Source: Slow Boring

(SLOW BORING) Matthew Yglesias, July 18, 2022

An object lesson in American agencies’ refusal to coordinate

A bit over a year ago, New York City premiered the Moynihan Train Hall at Penn Station, a very expensive train-related infrastructure project that did not increase the number of trains that can roll through Penn Station nor make the trains go faster nor increase the number of destinations the station can serve. In other words, it was a train project that had nothing to do with trains. 

And now Amtrak wants to undertake a $10 billion reconstruction of Union Station in D.C. The project looks great in the renderings, but that raises similar questions. Amtrak is not saying this will allow them to provide new service to and from Union Station. They’re not saying it will increase the frequency of the trains that serve the station. Nor will the trains pass through, into, or out of the station faster. Because the renovation is not actually a renovation of the functional part of the station. 

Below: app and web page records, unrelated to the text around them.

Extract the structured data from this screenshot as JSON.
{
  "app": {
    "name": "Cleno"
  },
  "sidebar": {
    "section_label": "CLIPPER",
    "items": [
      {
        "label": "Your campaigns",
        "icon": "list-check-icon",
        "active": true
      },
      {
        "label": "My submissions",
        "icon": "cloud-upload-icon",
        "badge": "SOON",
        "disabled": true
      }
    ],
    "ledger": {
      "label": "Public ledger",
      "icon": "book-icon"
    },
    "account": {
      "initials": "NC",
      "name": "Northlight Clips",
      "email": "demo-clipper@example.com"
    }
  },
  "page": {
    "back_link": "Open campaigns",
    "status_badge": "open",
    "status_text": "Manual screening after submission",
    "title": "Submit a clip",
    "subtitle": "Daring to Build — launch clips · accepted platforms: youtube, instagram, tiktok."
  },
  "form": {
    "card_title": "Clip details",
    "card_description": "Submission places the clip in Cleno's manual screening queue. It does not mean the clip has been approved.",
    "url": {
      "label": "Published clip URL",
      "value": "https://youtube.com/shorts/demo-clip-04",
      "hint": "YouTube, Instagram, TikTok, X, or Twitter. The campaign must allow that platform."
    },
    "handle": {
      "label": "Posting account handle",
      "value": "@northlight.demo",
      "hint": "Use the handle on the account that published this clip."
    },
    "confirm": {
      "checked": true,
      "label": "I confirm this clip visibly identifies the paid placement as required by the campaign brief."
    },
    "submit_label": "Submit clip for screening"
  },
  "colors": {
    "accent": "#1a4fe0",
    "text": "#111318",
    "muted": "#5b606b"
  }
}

They’re also not talking about touching the historic Union Station building, a gorgeous architectural gem. Instead, the plan is basically to build a nicer shopping mall between the historic building and the platforms:

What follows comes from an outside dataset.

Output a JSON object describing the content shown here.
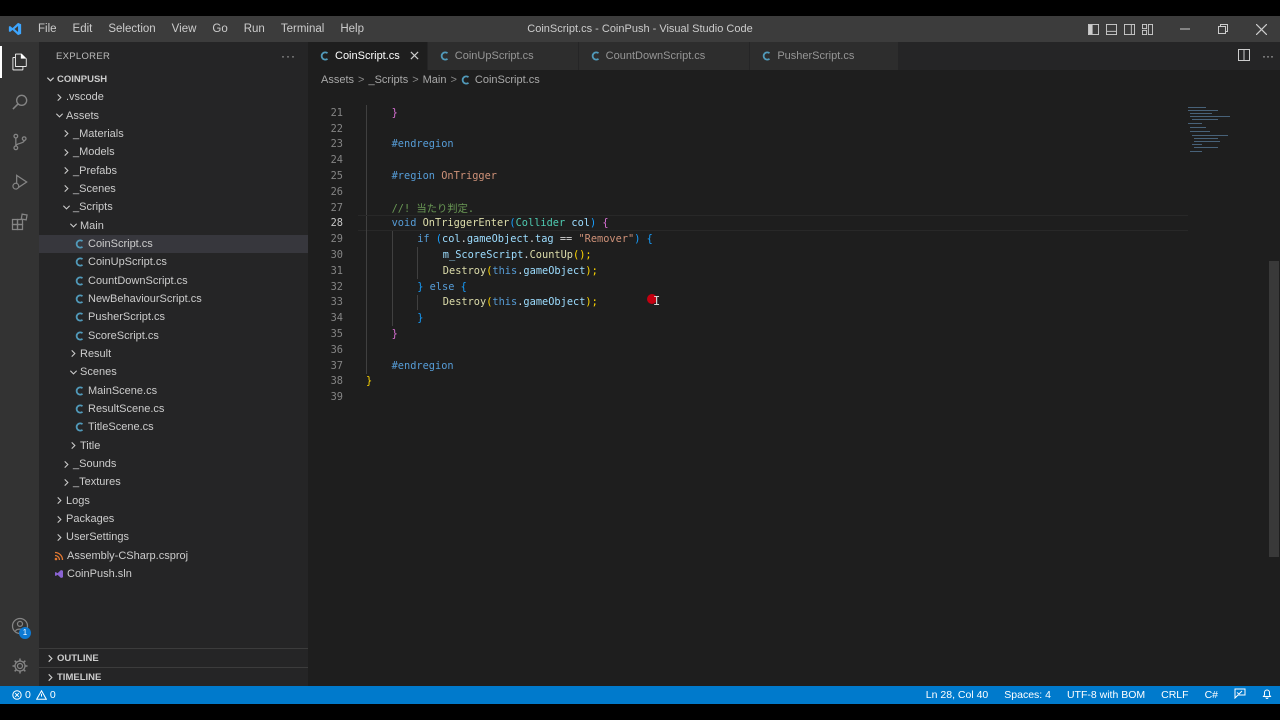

Visitors can make their way from the historic building to a new train hall, which is designed for daylight and for passengers to more easily spot where to catch their bus or train. The station also connects to Metro and DC Circulator services.

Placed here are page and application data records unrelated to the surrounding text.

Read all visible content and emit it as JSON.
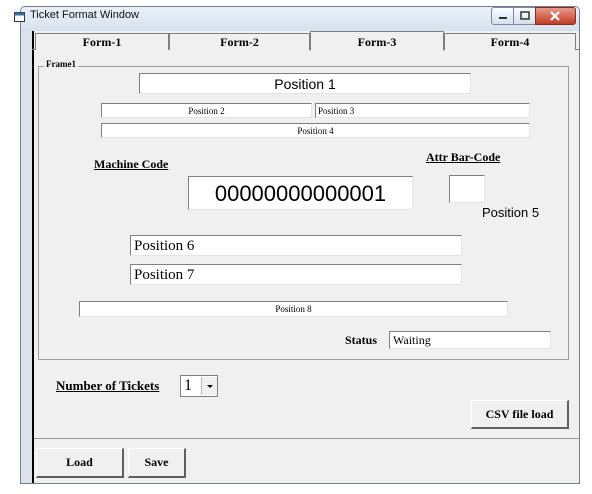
{
  "window": {
    "title": "Ticket Format Window"
  },
  "tabs": [
    "Form-1",
    "Form-2",
    "Form-3",
    "Form-4"
  ],
  "frame": {
    "label": "Frame1"
  },
  "positions": {
    "p1": "Position 1",
    "p2": "Position 2",
    "p3": "Position 3",
    "p4": "Position 4",
    "p5": "Position 5",
    "p6": "Position 6",
    "p7": "Position 7",
    "p8": "Position 8"
  },
  "machine_code": {
    "label": "Machine Code",
    "value": "00000000000001"
  },
  "barcode": {
    "label": "Attr Bar-Code",
    "value": ""
  },
  "status": {
    "label": "Status",
    "value": "Waiting"
  },
  "tickets": {
    "label": "Number of Tickets",
    "value": "1"
  },
  "buttons": {
    "csv": "CSV file load",
    "load": "Load",
    "save": "Save"
  },
  "icons": {
    "app": "ticket-app-icon",
    "dropdown": "chevron-down-icon"
  }
}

Parking is located at the lowest level, along with the majority of the pickup and drop-off area and two of the four concourses lined with retailors. From there, visitors have their pick of escalator or elevator to travel up to the train station. And above the train station is the bus facility. The project assumes increased use, so bus and train capacity has been added. The highest level offers an outdoor deck where people can be dropped off or picked up, or simply leisure along some green space.

There is also an ambitious plan to build a deck over the platforms themselves and the tracks north of the station to create a 15-acre mixed-use real estate development called Burnham Place

These are just weird ideas to be seeking public funding for. Replacing the dingy existing train hall has some obvious upsides, but this is a commercial real estate project — either the nicer shopping facility will generate enough in additional sales and retail rents that it pencils out or it won’t. Either way, a real estate development project adjacent to the station should be a source of revenue for Amtrak, not something that it asks money for. 

The point of spending public funds on train-related infrastructure upgrades should be to make the trains better. 

The D.C. area needs infrastructure investmentsAs I’ve written a couple of times before, the D.C. area has most of the infrastructure it needs to stitch together MARC commuter rail to Maryland and VRE commuter rail to Virginia into a high-quality, high-frequency regional rail system similar to the RER in Paris or to the S-Bahns in the German-speaking world. D.C. (unlike, say, Boston) already has a tunnel under the city that connects the tracks heading north to Baltimore to the tracks that head south. So just as some Amtrak trains currently pass through the city to serve points south, Maryland commuter trains could pass through the city to serve the huge job center at the Pentagon and then run out into the Virginia suburbs. And Virginia commuter trains could pass through the city into the Maryland suburbs and reach Baltimore. But a few changes are needed to make this a good experience that involves trains that run quickly and frequently at an affordable price:

Matthew Yglesias